(Extracted records)
———
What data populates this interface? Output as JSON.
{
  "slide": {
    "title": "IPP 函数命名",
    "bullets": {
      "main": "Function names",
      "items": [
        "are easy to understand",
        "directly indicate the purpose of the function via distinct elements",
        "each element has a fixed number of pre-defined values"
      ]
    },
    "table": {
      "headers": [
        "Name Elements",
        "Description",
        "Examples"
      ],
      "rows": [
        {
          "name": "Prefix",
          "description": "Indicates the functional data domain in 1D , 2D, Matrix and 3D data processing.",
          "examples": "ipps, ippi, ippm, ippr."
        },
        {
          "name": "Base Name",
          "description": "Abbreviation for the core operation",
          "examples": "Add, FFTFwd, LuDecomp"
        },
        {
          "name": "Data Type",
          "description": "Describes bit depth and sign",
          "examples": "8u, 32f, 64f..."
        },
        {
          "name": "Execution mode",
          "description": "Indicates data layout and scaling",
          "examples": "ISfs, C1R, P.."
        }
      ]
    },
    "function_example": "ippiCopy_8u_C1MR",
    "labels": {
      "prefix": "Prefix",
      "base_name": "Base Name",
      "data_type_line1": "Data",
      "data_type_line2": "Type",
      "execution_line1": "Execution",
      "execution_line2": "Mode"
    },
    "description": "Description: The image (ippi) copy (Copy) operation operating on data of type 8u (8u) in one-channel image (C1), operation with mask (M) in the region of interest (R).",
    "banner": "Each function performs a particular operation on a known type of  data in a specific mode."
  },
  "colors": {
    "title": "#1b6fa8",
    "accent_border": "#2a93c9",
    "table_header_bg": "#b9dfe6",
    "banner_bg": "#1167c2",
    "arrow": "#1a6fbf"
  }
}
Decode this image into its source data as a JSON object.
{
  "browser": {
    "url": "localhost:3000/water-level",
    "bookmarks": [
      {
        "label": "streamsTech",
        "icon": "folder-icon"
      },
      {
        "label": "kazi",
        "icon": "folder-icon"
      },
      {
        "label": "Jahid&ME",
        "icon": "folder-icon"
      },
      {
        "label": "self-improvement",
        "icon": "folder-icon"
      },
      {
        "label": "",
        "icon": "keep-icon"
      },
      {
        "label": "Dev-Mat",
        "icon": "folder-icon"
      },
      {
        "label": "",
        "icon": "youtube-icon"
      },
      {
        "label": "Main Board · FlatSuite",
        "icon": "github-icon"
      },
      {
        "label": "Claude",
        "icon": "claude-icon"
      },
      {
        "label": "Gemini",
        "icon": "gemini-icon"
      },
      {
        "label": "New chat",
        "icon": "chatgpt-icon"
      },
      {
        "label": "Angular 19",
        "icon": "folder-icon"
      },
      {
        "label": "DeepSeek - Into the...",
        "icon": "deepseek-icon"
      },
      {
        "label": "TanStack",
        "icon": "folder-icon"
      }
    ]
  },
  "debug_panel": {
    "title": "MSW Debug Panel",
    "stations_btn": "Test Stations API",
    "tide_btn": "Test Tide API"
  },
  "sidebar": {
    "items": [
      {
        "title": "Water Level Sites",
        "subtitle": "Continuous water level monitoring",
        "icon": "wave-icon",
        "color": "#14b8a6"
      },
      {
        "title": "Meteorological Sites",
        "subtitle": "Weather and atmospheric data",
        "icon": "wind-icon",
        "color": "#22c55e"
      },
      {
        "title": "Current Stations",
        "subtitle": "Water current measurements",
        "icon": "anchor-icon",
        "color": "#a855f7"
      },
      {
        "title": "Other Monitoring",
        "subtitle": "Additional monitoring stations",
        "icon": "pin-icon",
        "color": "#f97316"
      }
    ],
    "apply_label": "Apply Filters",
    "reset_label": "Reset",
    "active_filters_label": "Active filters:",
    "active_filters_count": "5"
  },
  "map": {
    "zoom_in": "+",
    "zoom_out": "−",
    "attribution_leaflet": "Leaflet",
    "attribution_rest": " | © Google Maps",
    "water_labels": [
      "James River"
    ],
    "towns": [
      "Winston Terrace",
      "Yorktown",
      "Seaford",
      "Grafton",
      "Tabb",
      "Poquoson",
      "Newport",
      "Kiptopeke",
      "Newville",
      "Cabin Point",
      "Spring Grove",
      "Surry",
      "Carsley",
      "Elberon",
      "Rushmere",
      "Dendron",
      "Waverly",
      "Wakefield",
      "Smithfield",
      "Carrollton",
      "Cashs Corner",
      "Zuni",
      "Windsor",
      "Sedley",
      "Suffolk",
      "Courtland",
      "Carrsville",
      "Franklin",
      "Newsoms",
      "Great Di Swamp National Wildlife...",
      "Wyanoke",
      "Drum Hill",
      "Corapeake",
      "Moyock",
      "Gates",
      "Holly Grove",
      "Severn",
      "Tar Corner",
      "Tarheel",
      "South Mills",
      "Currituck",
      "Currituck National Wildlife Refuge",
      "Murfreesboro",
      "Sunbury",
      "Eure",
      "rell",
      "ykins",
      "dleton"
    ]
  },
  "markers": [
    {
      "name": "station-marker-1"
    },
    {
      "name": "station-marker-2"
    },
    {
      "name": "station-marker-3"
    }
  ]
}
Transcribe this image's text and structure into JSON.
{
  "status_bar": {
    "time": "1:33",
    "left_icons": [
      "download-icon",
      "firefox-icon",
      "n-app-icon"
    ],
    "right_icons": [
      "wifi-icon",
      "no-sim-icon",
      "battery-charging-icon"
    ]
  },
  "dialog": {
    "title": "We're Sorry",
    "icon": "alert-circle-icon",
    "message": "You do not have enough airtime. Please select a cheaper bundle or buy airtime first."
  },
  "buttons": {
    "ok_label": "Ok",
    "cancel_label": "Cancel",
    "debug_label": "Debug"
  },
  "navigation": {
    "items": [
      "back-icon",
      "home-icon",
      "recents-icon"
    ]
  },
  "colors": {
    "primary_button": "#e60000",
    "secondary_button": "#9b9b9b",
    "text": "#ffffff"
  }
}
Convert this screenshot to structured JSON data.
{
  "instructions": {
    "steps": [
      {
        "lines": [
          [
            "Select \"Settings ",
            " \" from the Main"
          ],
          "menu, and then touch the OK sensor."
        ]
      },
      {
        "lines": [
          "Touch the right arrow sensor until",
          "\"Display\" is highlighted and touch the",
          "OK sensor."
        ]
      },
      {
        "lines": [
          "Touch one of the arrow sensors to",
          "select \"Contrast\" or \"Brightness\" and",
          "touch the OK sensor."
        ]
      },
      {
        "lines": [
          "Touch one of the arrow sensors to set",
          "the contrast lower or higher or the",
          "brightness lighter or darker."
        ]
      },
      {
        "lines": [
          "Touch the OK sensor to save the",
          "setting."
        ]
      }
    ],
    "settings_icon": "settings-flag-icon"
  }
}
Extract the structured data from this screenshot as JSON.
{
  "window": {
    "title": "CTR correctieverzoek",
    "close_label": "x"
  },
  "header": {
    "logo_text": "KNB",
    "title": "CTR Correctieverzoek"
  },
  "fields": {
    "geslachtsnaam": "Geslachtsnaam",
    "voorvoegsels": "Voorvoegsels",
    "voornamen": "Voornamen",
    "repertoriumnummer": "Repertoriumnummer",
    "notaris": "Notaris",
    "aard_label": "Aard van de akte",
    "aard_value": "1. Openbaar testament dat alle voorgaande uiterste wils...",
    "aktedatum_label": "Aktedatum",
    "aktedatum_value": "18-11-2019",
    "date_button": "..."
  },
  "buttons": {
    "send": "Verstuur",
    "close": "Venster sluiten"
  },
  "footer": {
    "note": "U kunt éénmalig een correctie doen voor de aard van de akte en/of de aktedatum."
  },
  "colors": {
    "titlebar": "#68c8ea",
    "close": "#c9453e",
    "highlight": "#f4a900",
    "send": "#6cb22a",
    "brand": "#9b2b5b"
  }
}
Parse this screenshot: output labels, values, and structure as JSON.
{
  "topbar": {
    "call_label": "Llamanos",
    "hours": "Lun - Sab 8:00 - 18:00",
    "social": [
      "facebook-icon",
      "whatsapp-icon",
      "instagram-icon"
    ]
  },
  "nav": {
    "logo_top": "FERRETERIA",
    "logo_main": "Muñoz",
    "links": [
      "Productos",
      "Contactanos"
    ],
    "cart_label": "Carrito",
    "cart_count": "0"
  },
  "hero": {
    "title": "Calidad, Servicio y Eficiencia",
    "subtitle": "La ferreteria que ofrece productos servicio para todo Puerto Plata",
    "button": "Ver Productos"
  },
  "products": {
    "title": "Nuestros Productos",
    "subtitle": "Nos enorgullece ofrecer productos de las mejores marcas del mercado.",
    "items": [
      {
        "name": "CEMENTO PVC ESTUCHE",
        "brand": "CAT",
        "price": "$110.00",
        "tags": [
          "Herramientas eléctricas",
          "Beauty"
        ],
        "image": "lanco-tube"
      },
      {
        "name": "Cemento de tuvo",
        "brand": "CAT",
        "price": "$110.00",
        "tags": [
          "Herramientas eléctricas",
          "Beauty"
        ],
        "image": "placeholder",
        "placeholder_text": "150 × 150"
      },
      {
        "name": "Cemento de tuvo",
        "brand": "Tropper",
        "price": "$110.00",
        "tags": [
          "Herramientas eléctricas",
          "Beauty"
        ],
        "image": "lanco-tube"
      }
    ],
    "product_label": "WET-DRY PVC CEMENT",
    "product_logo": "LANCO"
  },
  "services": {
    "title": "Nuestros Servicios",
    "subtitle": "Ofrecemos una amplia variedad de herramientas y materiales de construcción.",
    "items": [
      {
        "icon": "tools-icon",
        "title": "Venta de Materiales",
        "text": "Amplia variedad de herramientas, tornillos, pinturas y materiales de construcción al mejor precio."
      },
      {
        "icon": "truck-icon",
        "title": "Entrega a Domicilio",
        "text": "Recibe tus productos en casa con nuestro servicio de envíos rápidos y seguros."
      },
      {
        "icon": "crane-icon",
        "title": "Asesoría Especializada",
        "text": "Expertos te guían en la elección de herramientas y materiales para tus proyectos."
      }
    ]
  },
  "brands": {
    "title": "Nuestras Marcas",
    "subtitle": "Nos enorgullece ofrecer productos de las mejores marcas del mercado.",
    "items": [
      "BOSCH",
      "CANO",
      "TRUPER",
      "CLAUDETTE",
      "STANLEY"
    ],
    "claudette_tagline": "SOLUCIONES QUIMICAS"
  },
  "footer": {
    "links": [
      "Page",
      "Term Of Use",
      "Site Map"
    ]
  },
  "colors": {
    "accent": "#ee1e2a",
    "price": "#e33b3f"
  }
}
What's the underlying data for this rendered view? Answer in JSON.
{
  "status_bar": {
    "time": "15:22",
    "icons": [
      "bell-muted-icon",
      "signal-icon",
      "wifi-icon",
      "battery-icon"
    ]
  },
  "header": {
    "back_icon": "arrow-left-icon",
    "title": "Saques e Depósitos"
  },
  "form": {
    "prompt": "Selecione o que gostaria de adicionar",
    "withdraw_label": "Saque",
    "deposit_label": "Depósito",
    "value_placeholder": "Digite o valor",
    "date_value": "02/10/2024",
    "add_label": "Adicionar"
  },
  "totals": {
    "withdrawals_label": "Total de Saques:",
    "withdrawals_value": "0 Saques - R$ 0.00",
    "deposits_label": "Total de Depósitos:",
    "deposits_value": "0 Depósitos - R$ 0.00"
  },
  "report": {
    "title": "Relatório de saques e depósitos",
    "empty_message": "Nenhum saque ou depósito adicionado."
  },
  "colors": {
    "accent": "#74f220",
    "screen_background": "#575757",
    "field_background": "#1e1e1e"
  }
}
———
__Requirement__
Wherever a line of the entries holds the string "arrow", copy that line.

__Answer space__
    "arrow": "#1a6fbf"
          "Touch the right arrow sensor until",
          "Touch one of the arrow sensors to",
          "Touch one of the arrow sensors to set",
    "back_icon": "arrow-left-icon",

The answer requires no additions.